- This is not the end of social media. We will always seek new ways to connect, and social media gives us a voice and an ability to build relationships in a way we never had before. I love what Ian says about connecting with like-minded people – that’s the joy of it for me.
- Things have changed. Eli, Paul and John are right. There’s more noise now, with more take up, and more choice. More and more social content, more and more platforms. The social landscape never stands still and we need be aware of what’s happening to keep up.
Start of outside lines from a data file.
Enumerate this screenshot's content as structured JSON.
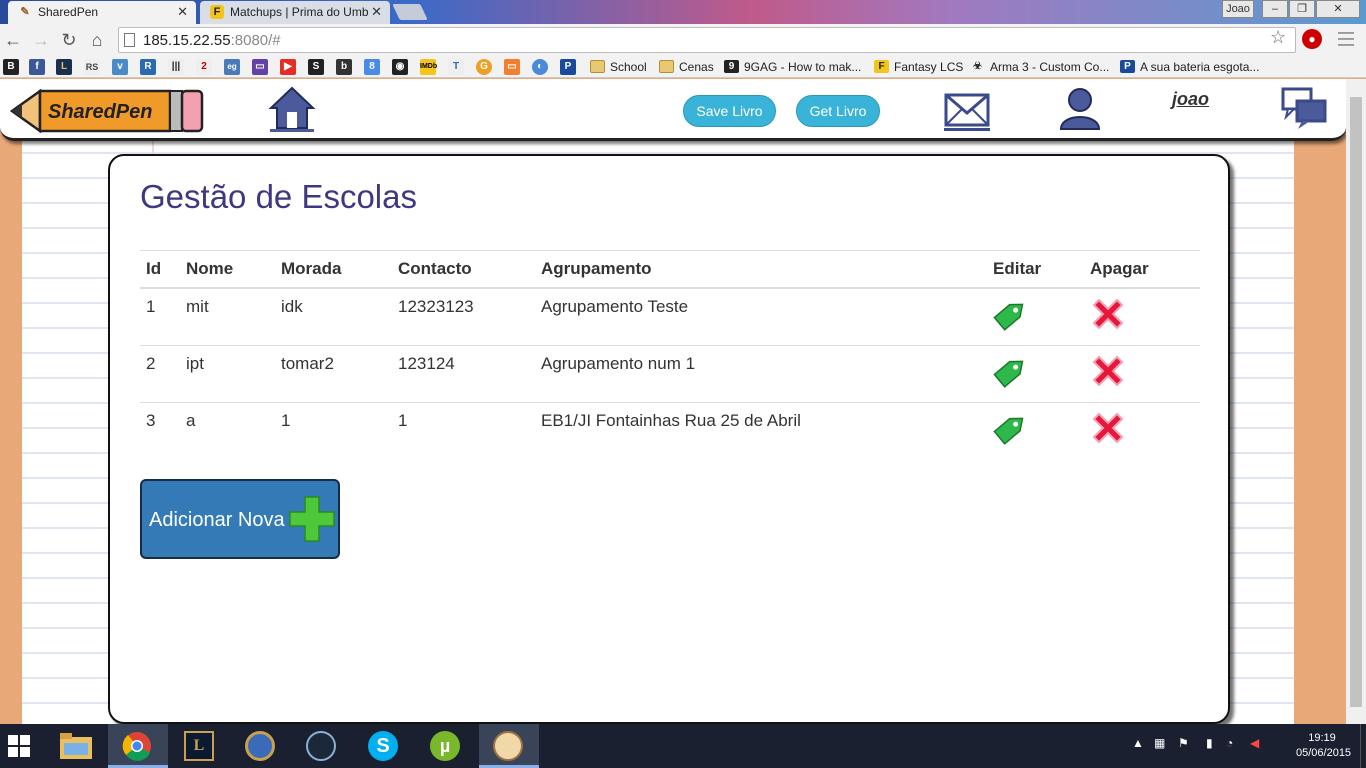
{
  "browser": {
    "tabs": [
      {
        "title": "SharedPen",
        "active": true
      },
      {
        "title": "Matchups | Prima do Umb",
        "active": false
      }
    ],
    "window_user": "Joao",
    "url_host": "185.15.22.55",
    "url_rest": ":8080/#",
    "bookmarks": [
      {
        "label": "School",
        "type": "folder"
      },
      {
        "label": "Cenas",
        "type": "folder"
      },
      {
        "label": "9GAG - How to mak...",
        "type": "link"
      },
      {
        "label": "Fantasy LCS",
        "type": "link"
      },
      {
        "label": "Arma 3 - Custom Co...",
        "type": "link"
      },
      {
        "label": "A sua bateria esgota...",
        "type": "link"
      }
    ],
    "bookmark_icons": [
      "B",
      "f",
      "L",
      "RS",
      "v",
      "R",
      "I",
      "2",
      "eg",
      "tw",
      "yt",
      "S",
      "b",
      "8",
      "o",
      "IMDb",
      "T",
      "G",
      "b",
      "o",
      "P"
    ]
  },
  "app": {
    "logo": "SharedPen",
    "save_button": "Save Livro",
    "get_button": "Get Livro",
    "username": "joao"
  },
  "page": {
    "title": "Gestão de Escolas",
    "columns": [
      "Id",
      "Nome",
      "Morada",
      "Contacto",
      "Agrupamento",
      "Editar",
      "Apagar"
    ],
    "rows": [
      {
        "id": "1",
        "nome": "mit",
        "morada": "idk",
        "contacto": "12323123",
        "agrupamento": "Agrupamento Teste"
      },
      {
        "id": "2",
        "nome": "ipt",
        "morada": "tomar2",
        "contacto": "123124",
        "agrupamento": "Agrupamento num 1"
      },
      {
        "id": "3",
        "nome": "a",
        "morada": "1",
        "contacto": "1",
        "agrupamento": "EB1/JI Fontainhas Rua 25 de Abril"
      }
    ],
    "add_button": "Adicionar Nova"
  },
  "taskbar": {
    "time": "19:19",
    "date": "05/06/2015"
  },
  "colors": {
    "title": "#3e3880",
    "pill": "#39b3d7",
    "add_button": "#337ab7",
    "edit_icon": "#2fb84a",
    "delete_icon": "#e8163a"
  }
}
- You have to put the work in. The tools still work ‘if you use them well’ as Chris, Brian, Heather and Ian all comment. Making connections requires more effort than it did in the past, and I think perhaps more consistency. Having a clear story and a good voice will stand you in good stead, and listening more than broadcasting will help you forge a useful presence. Be a real person in a sea of noise and automation and you’ll attract the right people to you, but success won’t happen overnight.
- Know what works. Social media is constantly evolving. Get stuck in, feel and assess what’s working and what’s not (John does this so well for Sands Beach Resort). We mustn’t be afraid to ditch the platforms that aren’t right for us and our customers.
Is social media dead? Hell no. It remains a powerful tool. The right behaviour on the right social networks gives us all a fantastic way to connect and build relationships, even when the rest of the world has caught up.
Be human and helpful and social. If we play by the valuable rules it’ll do us right.
A big thank you to all those who contributed. I really appreciate the debate.
PS – this is the first of 3 posts on social media in the next week. More to come.
Other content you might like:
- The golden rule for company social media
- A social media case study: Sands Beach Resort
- How NOT to use Twitter
And if you have a spare 30 minutes and want to learn more about wider digital transformation, we’d recommend this talk by Brian Solis: youtu.be/G45QqSZvhbU. (NB: The first minute is in Swedish but don’t let that put you off! It’s brilliant.)